Component data from apps and pages:

▼

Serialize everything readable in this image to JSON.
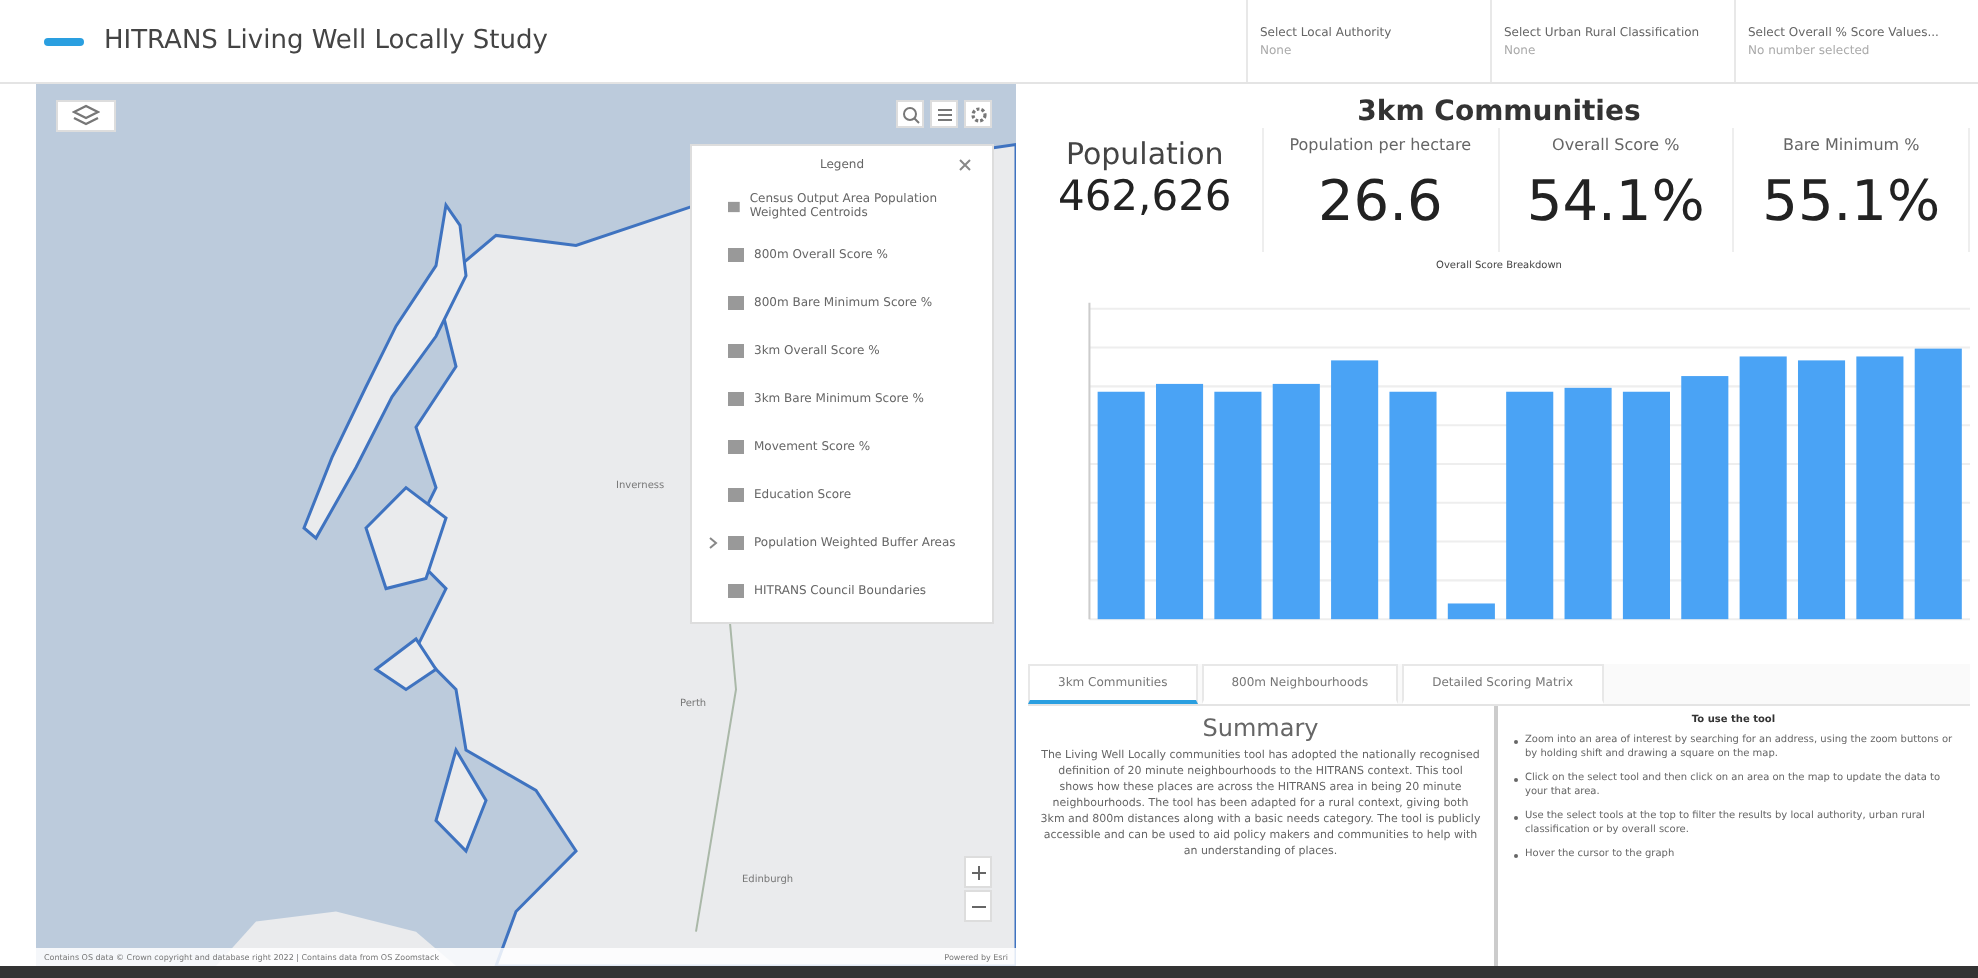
{
  "header": {
    "title": "HITRANS Living Well Locally Study",
    "filters": [
      {
        "label": "Select Local Authority",
        "value": "None"
      },
      {
        "label": "Select Urban Rural Classification",
        "value": "None"
      },
      {
        "label": "Select Overall % Score Values...",
        "value": "No number selected"
      }
    ]
  },
  "map": {
    "place_labels": [
      "Inverness",
      "Perth",
      "Edinburgh"
    ],
    "attribution": "Contains OS data © Crown copyright and database right 2022 | Contains data from OS Zoomstack",
    "powered_by": "Powered by Esri",
    "legend": {
      "title": "Legend",
      "items": [
        {
          "label": "Census Output Area Population Weighted Centroids",
          "expandable": false
        },
        {
          "label": "800m Overall Score %",
          "expandable": false
        },
        {
          "label": "800m Bare Minimum Score %",
          "expandable": false
        },
        {
          "label": "3km Overall Score %",
          "expandable": false
        },
        {
          "label": "3km Bare Minimum Score %",
          "expandable": false
        },
        {
          "label": "Movement Score %",
          "expandable": false
        },
        {
          "label": "Education Score",
          "expandable": false
        },
        {
          "label": "Population Weighted Buffer Areas",
          "expandable": true
        },
        {
          "label": "HITRANS Council Boundaries",
          "expandable": false
        }
      ]
    }
  },
  "dashboard": {
    "title": "3km Communities",
    "stats": [
      {
        "label": "Population",
        "value": "462,626"
      },
      {
        "label": "Population per hectare",
        "value": "26.6"
      },
      {
        "label": "Overall Score %",
        "value": "54.1%"
      },
      {
        "label": "Bare Minimum %",
        "value": "55.1%"
      }
    ],
    "chart_title": "Overall Score Breakdown",
    "tabs": [
      {
        "label": "3km Communities",
        "selected": true
      },
      {
        "label": "800m Neighbourhoods",
        "selected": false
      },
      {
        "label": "Detailed Scoring Matrix",
        "selected": false
      }
    ],
    "summary": {
      "title": "Summary",
      "text": "The Living Well Locally communities tool has adopted the nationally recognised definition of 20 minute neighbourhoods to the HITRANS context. This tool shows how these places are across the HITRANS area in being 20 minute neighbourhoods. The tool has been adapted for a rural context, giving both 3km and 800m distances along with a basic needs category. The tool is publicly accessible and can be used to aid policy makers and communities to help with an understanding of places."
    },
    "instructions": {
      "title": "To use the tool",
      "items": [
        "Zoom into an area of interest by searching for an address, using the zoom buttons or by holding shift and drawing a square on the map.",
        "Click on the select tool and then click on an area on the map to update the data to your that area.",
        "Use the select tools at the top to filter the results by local authority, urban rural classification or by overall score.",
        "Hover the cursor to the graph"
      ]
    }
  }
}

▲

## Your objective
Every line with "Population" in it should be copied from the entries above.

## Answer to the exercise
          "label": "Census Output Area Population Weighted Centroids",
          "label": "Population Weighted Buffer Areas",
        "label": "Population",
        "label": "Population per hectare",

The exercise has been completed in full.